gkocher1@herald-leader.comSeptember 27, 2012 

A woman who had a three-year sexual relationship as a minor with a former Harrodsburg police officer has sued him, the city of Harrodsburg, its police department and a former police chief who is now Mercer County sheriff.

The officer, Jason Elder, resigned from the department in May 2011. He was sentenced in April to three years in prison after pleading guilty to 141 felony counts of rape, sodomy and sexual abuse.

The lawsuit, filed Tuesday in U.S. District Court in Lexington, alleges that Elder engaged in sexual misconduct "with the full knowledge and approval of the city, and its chief, both of which failed to act to protect" the girl "from a known and obvious harm, with deliberate indifference to her constitutional rights."

Elder was an officer who conducted Drug Abuse Resistance Education, or DARE, classes in Mercer County schools. The girl was 14 when the sexual relationship began, and it ended when she was 17. Under state law, the girl was unable to give consent because she was a minor.

She is now 18, and she is named as the plaintiff in the suit, but the Herald-Leader typically does not identify victims of sexual abuse.

The lawsuit says the girl's father and others told acting Harrodsburg Police Chief Ernie Kelty Jr. about the inappropriate and illegal conduct.

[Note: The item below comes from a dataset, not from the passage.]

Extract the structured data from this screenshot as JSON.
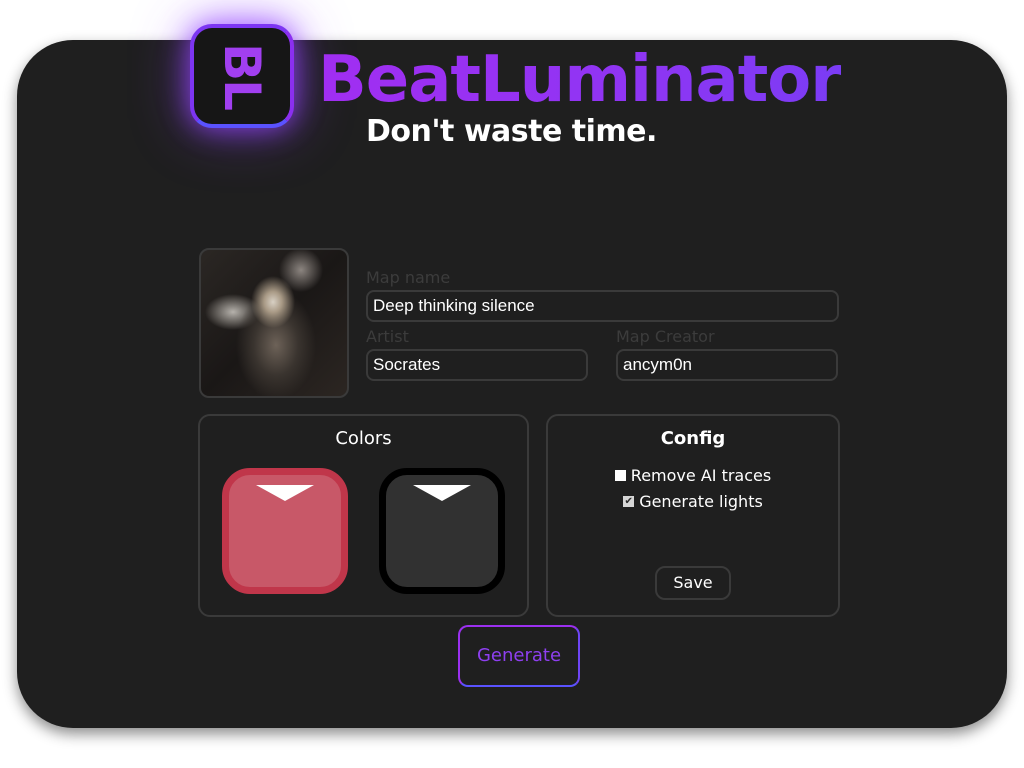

It says Kelty "failed or refused to take any action to discipline" Elder, or to alert the appropriate authorities "or take any corrective action which might have stopped, or further prevented the abuse being perpetrated" upon the girl.

Kelty retired as Harrodsburg police chief in 2008 and was succeeded by Rodney Harlow. Kelty was elected sheriff in 2010. The relationship between Elder and the girl began in November 2007 and ended in November 2010, according to the lawsuit.

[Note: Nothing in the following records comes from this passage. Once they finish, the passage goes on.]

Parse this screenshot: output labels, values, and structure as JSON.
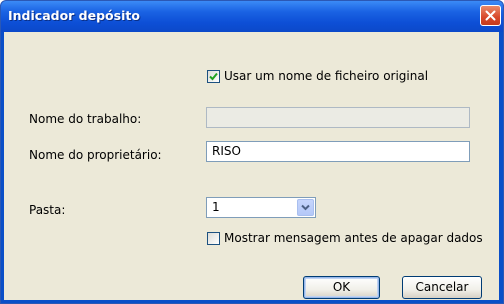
{
  "window": {
    "title": "Indicador depósito",
    "close_icon": "close-icon"
  },
  "form": {
    "use_original_filename": {
      "label": "Usar um nome de ficheiro original",
      "checked": true
    },
    "job_name": {
      "label": "Nome do trabalho:",
      "value": "",
      "enabled": false
    },
    "owner_name": {
      "label": "Nome do proprietário:",
      "value": "RISO"
    },
    "folder": {
      "label": "Pasta:",
      "selected": "1"
    },
    "confirm_delete": {
      "label": "Mostrar mensagem antes de apagar dados",
      "checked": false
    }
  },
  "buttons": {
    "ok": "OK",
    "cancel": "Cancelar"
  },
  "colors": {
    "titlebar": "#0d4fd6",
    "client_bg": "#ece9d8",
    "close_button": "#d8482a"
  }
}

Kelty denied the allegations that he failed to alert authorities.

"None of that is true," Kelty said Thursday. "None of that was reported to me (as chief), and when it was, I was already retired and I turned it over to the current chief the very next day."

The city of Harrodsburg "explicitly or implicitly authorized, approved or knowingly acquiesced to the clearly unconstitutional actions and conduct of its employee," the lawsuit says.

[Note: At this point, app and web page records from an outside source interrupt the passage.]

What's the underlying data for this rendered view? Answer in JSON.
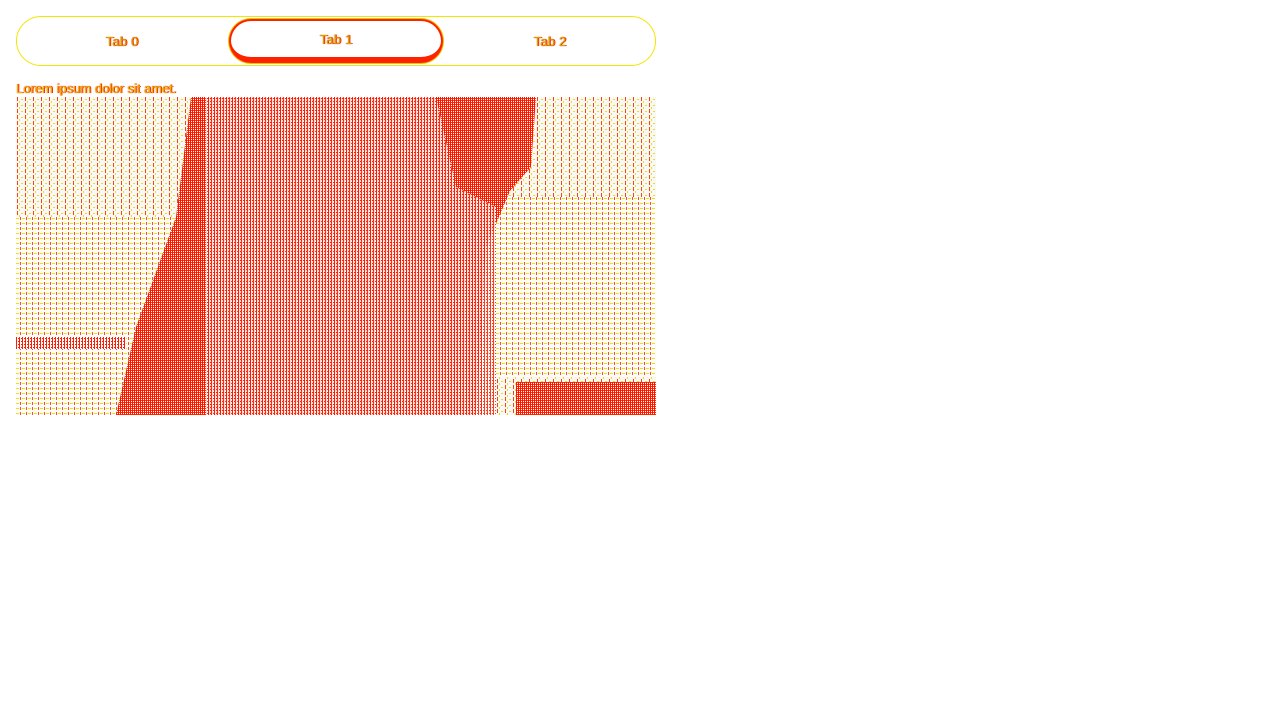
{
  "tabs": [
    {
      "label": "Tab 0"
    },
    {
      "label": "Tab 1"
    },
    {
      "label": "Tab 2"
    }
  ],
  "active_tab": 1,
  "content": {
    "caption": "Lorem ipsum dolor sit amet.",
    "image": "photo"
  },
  "colors": {
    "accent": "#ff2200",
    "highlight": "#f2e600",
    "background": "#ffffff"
  }
}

Doug Greenburg, attorney for the city of Harrodsburg, declined to comment Thursday.

The suit seeks damages for assault and battery, intentional infliction of emotional distress, negligence, and failure to report child abuse.

Elder is serving time at the Kentucky State Reformatory in LaGrange, and is scheduled to be released in 2015, the lawsuit says.

Greg Kocher: (859) 231-3305.Twitter: @HLpublicsafety

Lexington Herald-Leader is pleased to provide this opportunity to share information, experiences and observations about what's in the news. Some of the comments may be reprinted elsewhere in the site or in the newspaper. We encourage lively, open debate on the issues of the day, and ask that you refrain from profanity, hate speech, personal comments and remarks that are off point. Thank you for taking the time to offer your thoughts.

Commenting FAQs | Terms of Service